President Obama’s schedule on Tuesday includes a meeting with studio executives and other entertainment industry representatives at DreamWorks Animation, where economic issues specific to Hollywood are expected to be discussed, sources said on Monday.
DreamWorks Animation CEO Jeffrey Katzenberg has been inviting studio chiefs to the meeting, sources said, and among those expected at the closed-door event are MPAA chairman Chris Dodd, CBS’s Leslie Moonves and possibly Warner Bros.’ Kevin Tsujihara and Barry Meyer and Fox’s Jim Gianopulos. Although no agenda has been set, such issues as the economic impact of entertainment, as well as the fight against piracy, are expected to be brought up .
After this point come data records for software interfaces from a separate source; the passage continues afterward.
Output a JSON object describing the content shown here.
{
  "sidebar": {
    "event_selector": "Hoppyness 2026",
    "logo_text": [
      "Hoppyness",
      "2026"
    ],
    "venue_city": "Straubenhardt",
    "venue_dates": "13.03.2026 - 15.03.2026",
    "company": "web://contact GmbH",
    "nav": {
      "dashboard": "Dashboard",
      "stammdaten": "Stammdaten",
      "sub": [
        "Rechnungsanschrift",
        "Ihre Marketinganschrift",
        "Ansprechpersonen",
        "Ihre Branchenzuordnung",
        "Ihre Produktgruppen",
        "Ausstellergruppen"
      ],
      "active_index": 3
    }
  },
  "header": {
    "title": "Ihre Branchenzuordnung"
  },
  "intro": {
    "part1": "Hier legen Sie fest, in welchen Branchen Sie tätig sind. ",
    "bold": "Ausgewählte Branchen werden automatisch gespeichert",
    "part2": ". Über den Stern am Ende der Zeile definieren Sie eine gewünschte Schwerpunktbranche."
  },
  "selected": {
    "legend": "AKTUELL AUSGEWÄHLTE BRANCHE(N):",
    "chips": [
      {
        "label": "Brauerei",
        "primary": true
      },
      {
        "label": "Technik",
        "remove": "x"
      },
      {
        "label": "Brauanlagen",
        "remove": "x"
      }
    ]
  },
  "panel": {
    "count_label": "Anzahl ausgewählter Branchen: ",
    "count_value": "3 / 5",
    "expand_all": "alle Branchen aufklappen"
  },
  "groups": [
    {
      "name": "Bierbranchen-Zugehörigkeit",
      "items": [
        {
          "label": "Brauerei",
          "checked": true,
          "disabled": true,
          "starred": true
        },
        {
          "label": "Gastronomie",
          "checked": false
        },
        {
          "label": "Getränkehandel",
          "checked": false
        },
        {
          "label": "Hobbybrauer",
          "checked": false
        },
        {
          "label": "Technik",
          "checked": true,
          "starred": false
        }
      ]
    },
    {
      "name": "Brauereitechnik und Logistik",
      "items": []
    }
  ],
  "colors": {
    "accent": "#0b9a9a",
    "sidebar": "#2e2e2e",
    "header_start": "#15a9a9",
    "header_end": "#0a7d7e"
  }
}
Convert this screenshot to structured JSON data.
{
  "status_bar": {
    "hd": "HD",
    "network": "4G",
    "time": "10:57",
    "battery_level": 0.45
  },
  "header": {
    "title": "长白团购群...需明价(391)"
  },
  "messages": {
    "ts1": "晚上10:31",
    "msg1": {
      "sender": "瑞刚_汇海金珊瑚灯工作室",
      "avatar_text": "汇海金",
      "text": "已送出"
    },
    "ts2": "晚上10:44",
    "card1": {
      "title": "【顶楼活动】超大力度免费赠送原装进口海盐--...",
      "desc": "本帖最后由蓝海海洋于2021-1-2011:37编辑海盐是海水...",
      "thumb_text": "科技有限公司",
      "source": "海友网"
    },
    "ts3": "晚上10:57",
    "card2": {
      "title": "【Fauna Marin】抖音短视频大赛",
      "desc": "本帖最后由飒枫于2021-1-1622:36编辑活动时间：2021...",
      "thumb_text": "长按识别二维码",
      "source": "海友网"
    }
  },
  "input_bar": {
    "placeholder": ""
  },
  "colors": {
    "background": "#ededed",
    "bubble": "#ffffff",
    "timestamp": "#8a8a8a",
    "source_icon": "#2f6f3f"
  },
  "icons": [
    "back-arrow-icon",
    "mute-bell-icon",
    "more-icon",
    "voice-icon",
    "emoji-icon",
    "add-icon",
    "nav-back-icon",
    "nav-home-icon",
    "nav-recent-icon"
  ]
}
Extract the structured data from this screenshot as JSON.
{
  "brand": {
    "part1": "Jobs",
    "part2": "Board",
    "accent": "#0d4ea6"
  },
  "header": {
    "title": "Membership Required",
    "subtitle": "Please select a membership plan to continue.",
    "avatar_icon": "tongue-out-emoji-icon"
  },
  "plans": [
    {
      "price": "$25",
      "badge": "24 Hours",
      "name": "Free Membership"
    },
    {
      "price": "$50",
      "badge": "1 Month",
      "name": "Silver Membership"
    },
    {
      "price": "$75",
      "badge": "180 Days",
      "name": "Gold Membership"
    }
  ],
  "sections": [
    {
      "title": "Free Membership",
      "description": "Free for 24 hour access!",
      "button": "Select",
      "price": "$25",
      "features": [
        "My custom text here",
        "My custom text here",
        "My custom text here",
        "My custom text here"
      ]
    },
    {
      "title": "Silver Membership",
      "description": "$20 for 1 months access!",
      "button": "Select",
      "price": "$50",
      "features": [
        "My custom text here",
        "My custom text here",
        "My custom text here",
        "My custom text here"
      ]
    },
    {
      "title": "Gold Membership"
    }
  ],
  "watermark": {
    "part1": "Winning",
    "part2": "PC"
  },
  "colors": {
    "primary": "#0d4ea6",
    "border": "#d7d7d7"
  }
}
Obama’s visit is a rare trek to Los Angeles when he has an industry-specific event on his agenda that is not a fundraiser. Although he will be raising money for Democratic Senate and House candidates this evening at the home of Magic Johnson and Haim Saban, and on Tuesday at the home of Marta Kauffman, the late-morning event at DreamWorks is not to raise money. His agenda also includes a speech to DreamWorks employees that is not open to the public but is open to the press.
Obama’s speech will focus on the economy but also is expected to focus on the entertainment industry’s importance to growth.
On Air Force One on Monday, White House principal deputy press secretary Josh Earnest said that Katzenberg’s support of Obama — the DreamWorks Animation chieftan was one of the biggest fundraisers for Obama’s reelection campaign — had “no bearing on our decision to visit there.”
“Contributing to the president’s campaign or being a political supporter of the president doesn’t guarantee you a presidential visit, but it shouldn’t exclude you from one either,” Earnest said.
“DreamWorks obviously is a thriving business and is creating lots of jobs in Southern California and the fact of the matter is Mr. Katzenberg’s support for the president’s policies has no bearing on our decision to visit there,” Earnest said. “Rather, it’s an opportunity to highlight the success of one business and the success that they’re having creating jobs in Southern California.”
Nevertheless, a group of visual effects artists are planning a protest outside the DreamWorks Animation campaign in Glendale to highlight the loss of special effects jobs to outsourcing to other countries that offer generous subsidies. Those involved say that their protest is of the subsidies, putting U.S. on an unequal playing field in the competition for production. Also in the works is an effort in which DreamWorks employees will wear green shirts in solidarity with those artists who have lost their jobs. Some 500 shirts have been purchased with the hope that employees will wear them and draw attention to the issue.
VFXSoldier, a widely read blog by an anonymous visual effects artist, posted this morning that the effort is not “to make DreamWorks look bad.” In fact, he praises DreamWorks Animtation for how it treats it workers. Rather, the focus is on the international subsidies and the idea to impose a duty to offset their effect.